Cleveland To Provide $22 Million So Browns Can Upgrade Scoreboards And Escalators


A week after the Atlanta Braves announced that they’d be moving to Cobb County, which gave the team 300 million reasons to do so, the city of Cleveland agreed to give the Browns $22 million over the next 15 years. The money, though, isn’t for a new stadium or something that will keep the team in the city. Instead, it’s for new scoreboards, escalators, and other upgrades to the venue.

The project costs a total of $120 million, so the city is only footing part of the bill, and the good news from Cleveland Mayor Frank Jackson is that it won’t actually cost the city anything valuable, even though the money is coming from Cleveland’s general fund, as reports:

Cleveland Mayor Frank Jackson says the money will come out of the city’s general fund. And he says the deal won’t lead to cuts in city services, but he acknowledges that money could have been spent on other things.

“Now could we have hired another police officer as a result of this? Yes,” Jackson said at a Tuesday news conference. “Could we have swept a street? Yes. We could have done it, because it’s general fund money. But what I’m saying to you is that the level of service we provide today will not be in jeopardy.”

The standard, then, is that since Cleveland will still be able to afford a base number of cops, schools, firefighters, and clean streets, shifting $2 million a year from the general fund isn’t any big deal. Everything will be all right. But just last year, Jackson had expressed worries about the city’s budgetary future, saying that even though it had a $4 million balance, that was “really nothing when you don’t know what the next year will bring.”

But the bigger question, I think, is why Cleveland should be expected — or willing — to pay for these types of upgrades at all.
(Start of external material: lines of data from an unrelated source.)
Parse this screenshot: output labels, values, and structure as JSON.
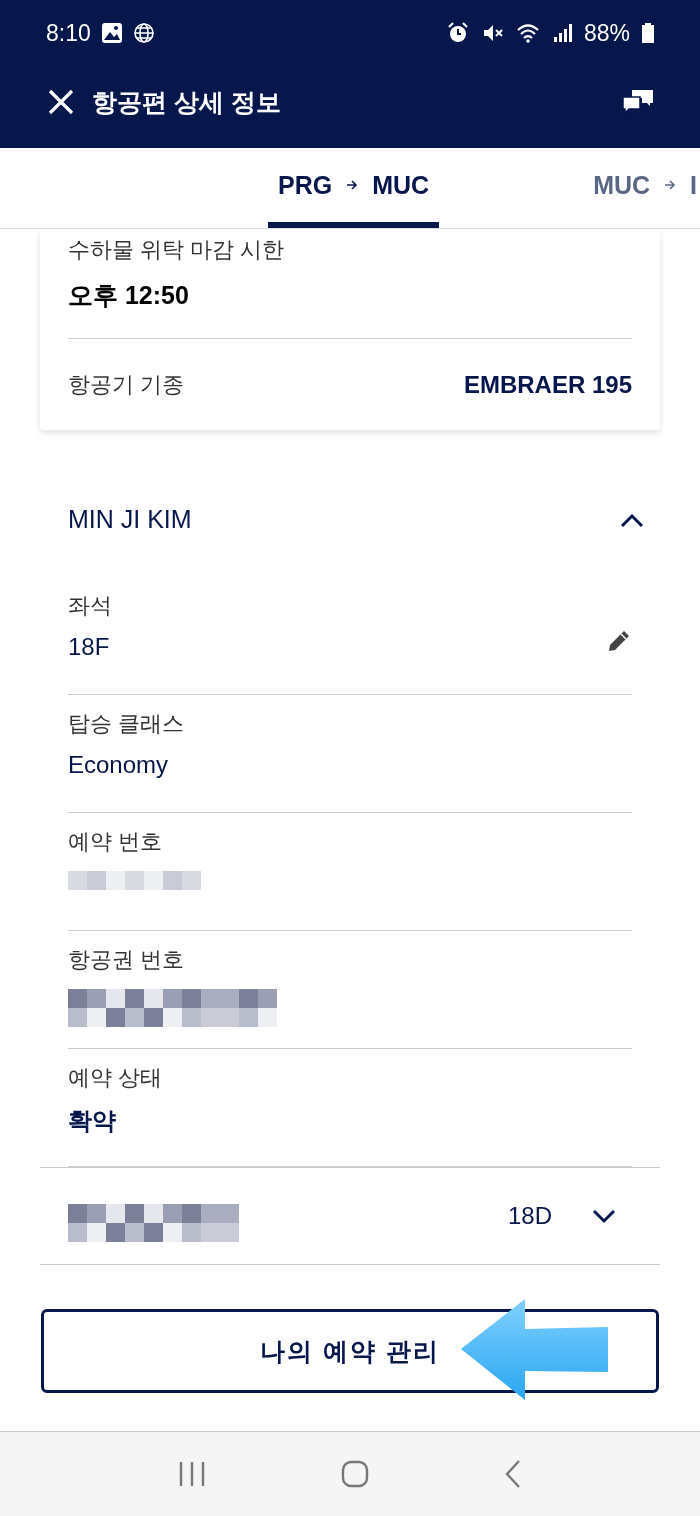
{
  "status_bar": {
    "time": "8:10",
    "battery": "88%"
  },
  "header": {
    "title": "항공편 상세 정보"
  },
  "tabs": [
    {
      "from": "PRG",
      "to": "MUC",
      "selected": true
    },
    {
      "from": "MUC",
      "to": "I",
      "selected": false
    }
  ],
  "flight_card": {
    "rows": [
      {
        "label": "수하물 위탁 마감 시한",
        "value": "오후 12:50",
        "kind": "stacked"
      },
      {
        "label": "항공기 기종",
        "value": "EMBRAER 195",
        "kind": "inline"
      }
    ]
  },
  "passengers": [
    {
      "name": "MIN JI KIM",
      "expanded": true,
      "fields": [
        {
          "label": "좌석",
          "value": "18F",
          "kind": "editable"
        },
        {
          "label": "탑승 클래스",
          "value": "Economy",
          "kind": "text"
        },
        {
          "label": "예약 번호",
          "kind": "redacted"
        },
        {
          "label": "항공권 번호",
          "kind": "redacted"
        },
        {
          "label": "예약 상태",
          "value": "확약",
          "kind": "strong"
        }
      ]
    },
    {
      "kind": "redacted",
      "seat": "18D",
      "expanded": false
    }
  ],
  "manage_button": {
    "label": "나의 예약 관리"
  }
}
It’s understandable, if not financially sound, when cities and states hand over money to build stadiums because the reality is that those projects are integral to keeping teams in their cities. And given that cities get wrapped into actually owning these things, financing some basic maintenance and upkeep is understandable too. But new scoreboards, escalators, and other upgrades? Why is that the city’s job? Those are improvements that don’t necessarily keep the stadium up to code, don’t help keep the team in town, and don’t have much tangible benefit to the city whatsoever? Instead, they are designed to make the stadium more lavish, which in turn should help attract fans, which in turn should make ownership more money. All with some of the costs further subsidized by taxpayers. In addition to that, the new scoreboards, which are often larger and feature high-definition screens, can boost advertising revenue for teams (Jacksonville and Houston have both recently secured large new scoreboards).

The reason cities pay for these things is usually that they are contractually obligated to. Cities, under many of the newer plans, are required to keep their facilities among the nicest and most lavish in sports. That’s what the Pittsburgh Steelers are arguing right now. It’s the St. Louis Rams‘ driving motivation to get either major renovations to the Edward Jones Dome, or a new stadium altogether (St. Louis’ deal explicitly requires the city to maintain the Dome’s “first-tier status”). It’s how the Carolina Panthers scored city subsidies to renovate Bank of America Stadium. And it’s included, it appears, in the Braves’ new deal with Cobb County. Teams don’t just secure public money for construction, they get promises for upgrades too — and those upgrades have to be substantial to meet terms of the lease. If cities don’t hold their end of the deals, teams can opt out of leases, and opting out of leases means they can ask for new facilities or threaten to move elsewhere.

It’s another way that teams exert leverage over their cities to get money that could be spent more wisely on something else. And as Neil deMause has noted at Field of Schemes, this may be the next big frontier in stadium financing: after a bunch of new stadiums popped up in the late 1990s and early 2000s, many financing fights will center not on new facilities but on securing public money for massive, expensive upgrades to those that already exist, even when many of the improvements will benefit the teams’ bottom lines the most.